== Work to complete ==
Copy each record exactly as it reads, leaving out any pictures it holds.

== Extracted material ==
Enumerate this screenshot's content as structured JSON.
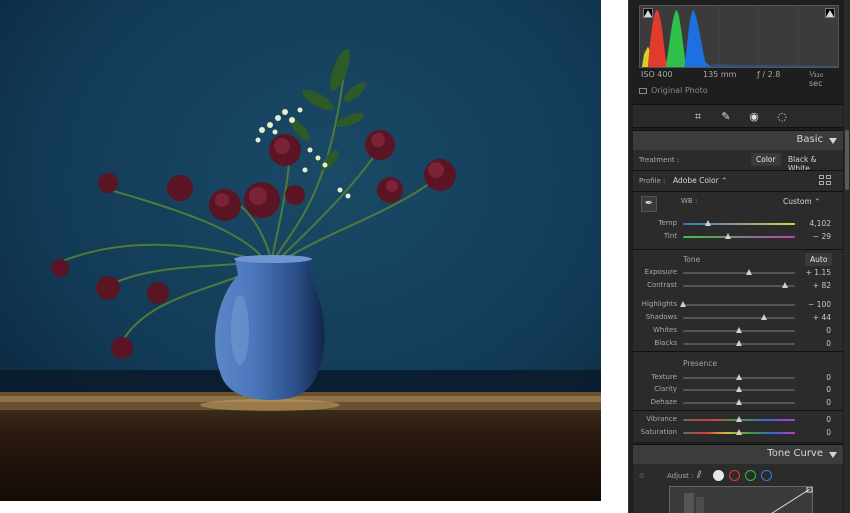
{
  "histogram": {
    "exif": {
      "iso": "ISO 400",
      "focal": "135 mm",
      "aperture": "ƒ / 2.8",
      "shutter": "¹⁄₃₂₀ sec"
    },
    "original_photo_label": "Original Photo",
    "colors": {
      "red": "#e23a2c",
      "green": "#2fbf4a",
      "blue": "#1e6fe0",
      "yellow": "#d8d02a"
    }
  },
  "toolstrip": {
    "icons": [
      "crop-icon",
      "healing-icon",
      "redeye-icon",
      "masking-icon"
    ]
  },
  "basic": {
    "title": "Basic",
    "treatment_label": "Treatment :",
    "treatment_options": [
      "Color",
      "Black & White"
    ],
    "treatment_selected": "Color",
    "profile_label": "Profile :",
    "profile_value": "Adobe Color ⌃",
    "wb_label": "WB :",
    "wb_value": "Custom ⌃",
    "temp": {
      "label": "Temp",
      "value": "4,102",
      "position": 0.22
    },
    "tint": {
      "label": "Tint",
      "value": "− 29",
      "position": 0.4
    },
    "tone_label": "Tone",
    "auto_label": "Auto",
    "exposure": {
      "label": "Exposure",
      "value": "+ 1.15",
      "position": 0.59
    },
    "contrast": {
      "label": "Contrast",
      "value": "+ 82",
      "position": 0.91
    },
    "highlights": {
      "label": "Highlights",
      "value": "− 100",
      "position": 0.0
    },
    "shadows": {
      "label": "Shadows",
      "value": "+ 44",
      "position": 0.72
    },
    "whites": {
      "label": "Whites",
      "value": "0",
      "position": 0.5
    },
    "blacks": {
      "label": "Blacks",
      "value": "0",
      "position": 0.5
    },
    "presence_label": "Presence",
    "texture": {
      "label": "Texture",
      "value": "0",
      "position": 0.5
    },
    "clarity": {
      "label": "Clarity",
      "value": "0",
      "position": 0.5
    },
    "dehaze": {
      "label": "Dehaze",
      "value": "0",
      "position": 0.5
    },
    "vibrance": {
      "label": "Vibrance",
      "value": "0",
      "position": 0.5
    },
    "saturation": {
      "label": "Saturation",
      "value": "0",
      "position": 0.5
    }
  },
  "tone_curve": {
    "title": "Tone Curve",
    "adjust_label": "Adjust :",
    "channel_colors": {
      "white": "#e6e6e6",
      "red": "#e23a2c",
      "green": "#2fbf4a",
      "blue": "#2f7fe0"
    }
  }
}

== Answer section ==
Enumerate this screenshot's content as structured JSON.
{
  "histogram": {
    "exif": {
      "iso": "ISO 400",
      "focal": "135 mm",
      "aperture": "ƒ / 2.8",
      "shutter": "¹⁄₃₂₀ sec"
    },
    "original_photo_label": "Original Photo",
    "colors": {
      "red": "#e23a2c",
      "green": "#2fbf4a",
      "blue": "#1e6fe0",
      "yellow": "#d8d02a"
    }
  },
  "toolstrip": {
    "icons": [
      "crop-icon",
      "healing-icon",
      "redeye-icon",
      "masking-icon"
    ]
  },
  "basic": {
    "title": "Basic",
    "treatment_label": "Treatment :",
    "treatment_options": [
      "Color",
      "Black & White"
    ],
    "treatment_selected": "Color",
    "profile_label": "Profile :",
    "profile_value": "Adobe Color ⌃",
    "wb_label": "WB :",
    "wb_value": "Custom ⌃",
    "temp": {
      "label": "Temp",
      "value": "4,102",
      "position": 0.22
    },
    "tint": {
      "label": "Tint",
      "value": "− 29",
      "position": 0.4
    },
    "tone_label": "Tone",
    "auto_label": "Auto",
    "exposure": {
      "label": "Exposure",
      "value": "+ 1.15",
      "position": 0.59
    },
    "contrast": {
      "label": "Contrast",
      "value": "+ 82",
      "position": 0.91
    },
    "highlights": {
      "label": "Highlights",
      "value": "− 100",
      "position": 0.0
    },
    "shadows": {
      "label": "Shadows",
      "value": "+ 44",
      "position": 0.72
    },
    "whites": {
      "label": "Whites",
      "value": "0",
      "position": 0.5
    },
    "blacks": {
      "label": "Blacks",
      "value": "0",
      "position": 0.5
    },
    "presence_label": "Presence",
    "texture": {
      "label": "Texture",
      "value": "0",
      "position": 0.5
    },
    "clarity": {
      "label": "Clarity",
      "value": "0",
      "position": 0.5
    },
    "dehaze": {
      "label": "Dehaze",
      "value": "0",
      "position": 0.5
    },
    "vibrance": {
      "label": "Vibrance",
      "value": "0",
      "position": 0.5
    },
    "saturation": {
      "label": "Saturation",
      "value": "0",
      "position": 0.5
    }
  },
  "tone_curve": {
    "title": "Tone Curve",
    "adjust_label": "Adjust :",
    "channel_colors": {
      "white": "#e6e6e6",
      "red": "#e23a2c",
      "green": "#2fbf4a",
      "blue": "#2f7fe0"
    }
  }
}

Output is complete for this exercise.